Last Monday saw a great crowd of almost 30 people turn up at Brain Mates to hear Justin Sinclair of Neo speak about a health case study at the JTBD Sydney Meetup.

Justin shared how Jobs-to-be-Done research was applied to investigate customer needs and behaviour when choosing a health provider. His client had hit a crossroads in the development of an online solution for provider selection and decided that some customer centred research was needed.

Some background to JTBD (and the case-study)

For those unfamiliar with JTBD, it is a research technique that focuses on the moment where a customer has made an explicit choice to switch between one product or service to another. The underlying rationale being that all priorities have been crystallised in this moment of decision making which can then, in turn, inform product development.

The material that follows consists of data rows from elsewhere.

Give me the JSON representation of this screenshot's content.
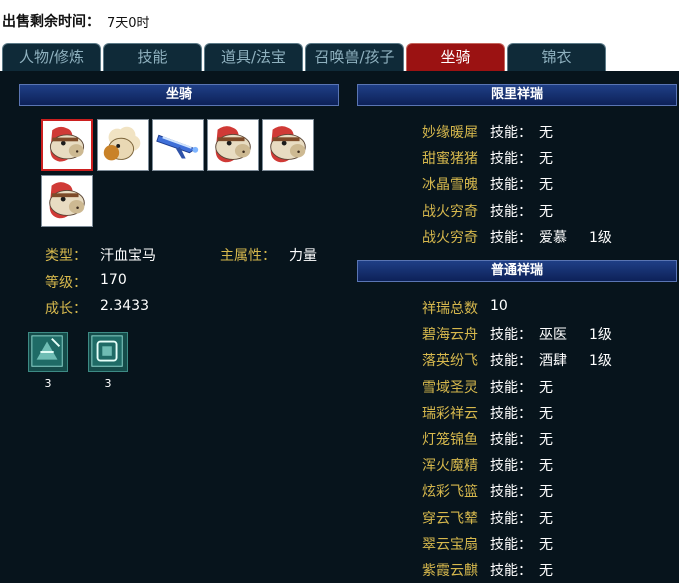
{
  "sale": {
    "label": "出售剩余时间：",
    "value": "7天0时"
  },
  "tabs": [
    {
      "label": "人物/修炼",
      "active": false
    },
    {
      "label": "技能",
      "active": false
    },
    {
      "label": "道具/法宝",
      "active": false
    },
    {
      "label": "召唤兽/孩子",
      "active": false
    },
    {
      "label": "坐骑",
      "active": true
    },
    {
      "label": "锦衣",
      "active": false
    }
  ],
  "left": {
    "header": "坐骑",
    "mounts": [
      {
        "kind": "horse",
        "selected": true
      },
      {
        "kind": "sheep",
        "selected": false
      },
      {
        "kind": "blade",
        "selected": false
      },
      {
        "kind": "horse",
        "selected": false
      },
      {
        "kind": "horse",
        "selected": false
      },
      {
        "kind": "horse",
        "selected": false
      }
    ],
    "info": {
      "type_label": "类型：",
      "type_value": "汗血宝马",
      "attr_label": "主属性：",
      "attr_value": "力量",
      "level_label": "等级：",
      "level_value": "170",
      "growth_label": "成长：",
      "growth_value": "2.3433"
    },
    "skills": [
      {
        "icon": "skill-rune-icon",
        "count": "3"
      },
      {
        "icon": "skill-frame-icon",
        "count": "3"
      }
    ]
  },
  "limited": {
    "header": "限里祥瑞",
    "rows": [
      {
        "name": "妙缘暖犀",
        "skill_label": "技能：",
        "skill": "无",
        "level": ""
      },
      {
        "name": "甜蜜猪猪",
        "skill_label": "技能：",
        "skill": "无",
        "level": ""
      },
      {
        "name": "冰晶雪魄",
        "skill_label": "技能：",
        "skill": "无",
        "level": ""
      },
      {
        "name": "战火穷奇",
        "skill_label": "技能：",
        "skill": "无",
        "level": ""
      },
      {
        "name": "战火穷奇",
        "skill_label": "技能：",
        "skill": "爱慕",
        "level": "1级"
      }
    ]
  },
  "normal": {
    "header": "普通祥瑞",
    "total_label": "祥瑞总数",
    "total_value": "10",
    "rows": [
      {
        "name": "碧海云舟",
        "skill_label": "技能：",
        "skill": "巫医",
        "level": "1级"
      },
      {
        "name": "落英纷飞",
        "skill_label": "技能：",
        "skill": "酒肆",
        "level": "1级"
      },
      {
        "name": "雪域圣灵",
        "skill_label": "技能：",
        "skill": "无",
        "level": ""
      },
      {
        "name": "瑞彩祥云",
        "skill_label": "技能：",
        "skill": "无",
        "level": ""
      },
      {
        "name": "灯笼锦鱼",
        "skill_label": "技能：",
        "skill": "无",
        "level": ""
      },
      {
        "name": "浑火魔精",
        "skill_label": "技能：",
        "skill": "无",
        "level": ""
      },
      {
        "name": "炫彩飞篮",
        "skill_label": "技能：",
        "skill": "无",
        "level": ""
      },
      {
        "name": "穿云飞辇",
        "skill_label": "技能：",
        "skill": "无",
        "level": ""
      },
      {
        "name": "翠云宝扇",
        "skill_label": "技能：",
        "skill": "无",
        "level": ""
      },
      {
        "name": "紫霞云麒",
        "skill_label": "技能：",
        "skill": "无",
        "level": ""
      }
    ]
  },
  "colors": {
    "panel_bg": "#07141c",
    "label_gold": "#d6b84d",
    "value_white": "#ffffff",
    "active_tab": "#9b1212",
    "header_blue": "#1f3f86"
  }
}
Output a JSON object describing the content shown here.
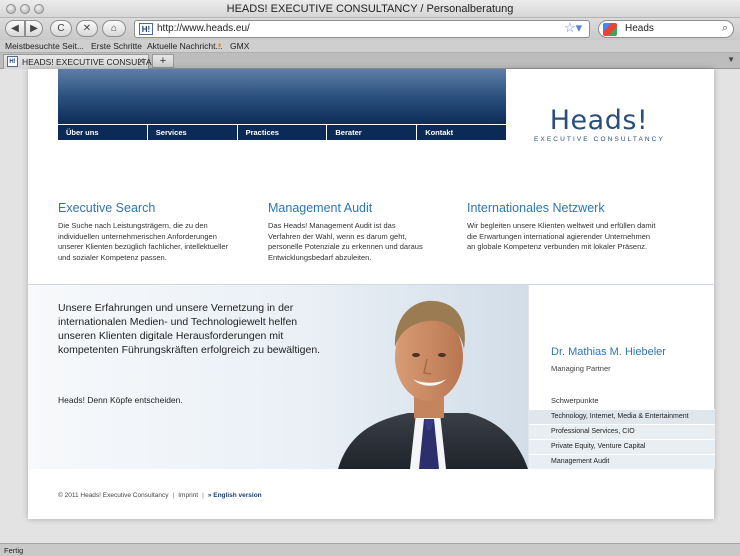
{
  "window": {
    "title": "HEADS! EXECUTIVE CONSULTANCY / Personalberatung"
  },
  "toolbar": {
    "back": "◀",
    "forward": "▶",
    "reload": "C",
    "stop": "✕",
    "home": "⌂",
    "url": "http://www.heads.eu/",
    "favicon": "H!",
    "search_value": "Heads"
  },
  "bookmarks": [
    "Meistbesuchte Seit...",
    "Erste Schritte",
    "Aktuelle Nachricht...",
    "GMX"
  ],
  "tab": {
    "label": "HEADS! EXECUTIVE CONSULTANC...",
    "new_tab": "+"
  },
  "nav": [
    "Über uns",
    "Services",
    "Practices",
    "Berater",
    "Kontakt"
  ],
  "logo": {
    "main": "Heads!",
    "sub": "EXECUTIVE CONSULTANCY"
  },
  "columns": [
    {
      "title": "Executive Search",
      "text": "Die Suche nach Leistungsträgern, die zu den individuellen unternehmerischen Anforderungen unserer Klienten bezüglich fachlicher, intellektueller und sozialer Kompetenz passen."
    },
    {
      "title": "Management Audit",
      "text": "Das Heads! Management Audit ist das Verfahren der Wahl, wenn es darum geht, personelle Potenziale zu erkennen und daraus Entwicklungsbedarf abzuleiten."
    },
    {
      "title": "Internationales Netzwerk",
      "text": "Wir begleiten unsere Klienten weltweit und erfüllen damit die Erwartungen international agierender Unternehmen an globale Kompetenz verbunden mit lokaler Präsenz."
    }
  ],
  "hero": {
    "text": "Unsere Erfahrungen und unsere Vernetzung in der internationalen Medien- und Technologiewelt helfen unseren Klienten digitale Herausforderungen mit kompetenten Führungskräften erfolgreich zu bewältigen.",
    "slogan": "Heads! Denn Köpfe entscheiden."
  },
  "profile": {
    "name": "Dr. Mathias M. Hiebeler",
    "role": "Managing Partner",
    "focus_title": "Schwerpunkte",
    "focus": [
      "Technology, Internet, Media & Entertainment",
      "Professional Services, CIO",
      "Private Equity, Venture Capital",
      "Management Audit"
    ]
  },
  "footer": {
    "copyright": "© 2011 Heads! Executive Consultancy",
    "sep": "|",
    "imprint": "Imprint",
    "english": "» English version"
  },
  "status": "Fertig",
  "colors": {
    "navy": "#0b2a55",
    "accent_blue": "#2f75b5",
    "accent_orange": "#f08a1c"
  }
}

For the health study, Justin and his team from Neo recruited customers with a range of health needs who had chosen new providers.

The next fundamental concept of Jobs-to-be-done is the job itself which in JTBD terms is framed as a problem that a product or service is “hired” to solve.

The problems discovered in the health study went far broader than diagnosis and treatment. The problems involved the whole experience; some examples:

  • The convenience of location and appointment times.
  • Cost, and lack of information around insurance.
  • History of information with an existing provider as a reason to stay and a barrier to change.
  • Comfort, trust, and alignment of values between patients and health practitioners.
  • Questions of expertise and credentials of health practitioners.

The research successfully illuminated the customer journey. It also posed a challenge because the importance of all decision making factors and touchpoints varied significantly depending on whether the patient had chronic needs, a new serious illness, a minor illness or was simply organising a check-up.

Applying Jobs-to-be-Done to customer research

Jobs-to-be-Done was incorporated into the research discussion guide and all researchers received training in how to do a “switch interview”. Group analysis was done using the “Four Forces” model: looking at the forces driving a customer to a new solution and the forces that are holding them back.

In this case study two of the four forces in the framework – habit and anxiety – proved fundamental to understanding customer choices and the difficulty faced by the client’s solution in trying to solve far-ranging problems with their online product.

So consider for a moment that this approach seeks to find and define customer “jobs” in order to make products that do those jobs. What was most fascinating to me was hearing about the challenge the researches faced in framing the job at the right level. Defining the “job” too broadly, at too high a level, gets us insights that aren’t actionable. Defining a job too narrowly or specifically categorises customers by type and fails to capture the needs of the behaviour around the task or job of choosing a provider.

Interestingly for the client, the research brought into question the fundamental value that this product was bringing to the market. The product is now on hold maybe because of this insight: “Discovering a job isn’t enough if you can’t viably solve it.”

Questions from the audience

I think what I am beginning to like most about Jobs-to-be-Done is the diversity it attracts. We had user experience designers, product managers, and developers in the audience. Their questions reflected how diverse these disciplines can be in their approaches. We had side conversations about personas and the value of qualitative research versus quantitative research.

It’s difficult to baseline the understanding of such a wide audience with a new toolset. Jobs-to-be-Done is quite jargonistic to someone new to it. This made it all the more valuable to hear about it applied in practice and also shows how much awareness and education around this and related techniques are needed. Which is the reason for the meetup so come along to the next one Monday July 13.

The Jobs to be Done Sydney meet up was founded by Christian Lafrance and is organised by Christian and yours truly. 

Follow Justin Sinclair on Twitter at or check out where he works at Neo. Thanks to Justin and Neo for sharing your work at our meetup. 

New to Jobs-to-be-Done. Check out

Thanks as ever to our hosts and event sponsors Brain Mates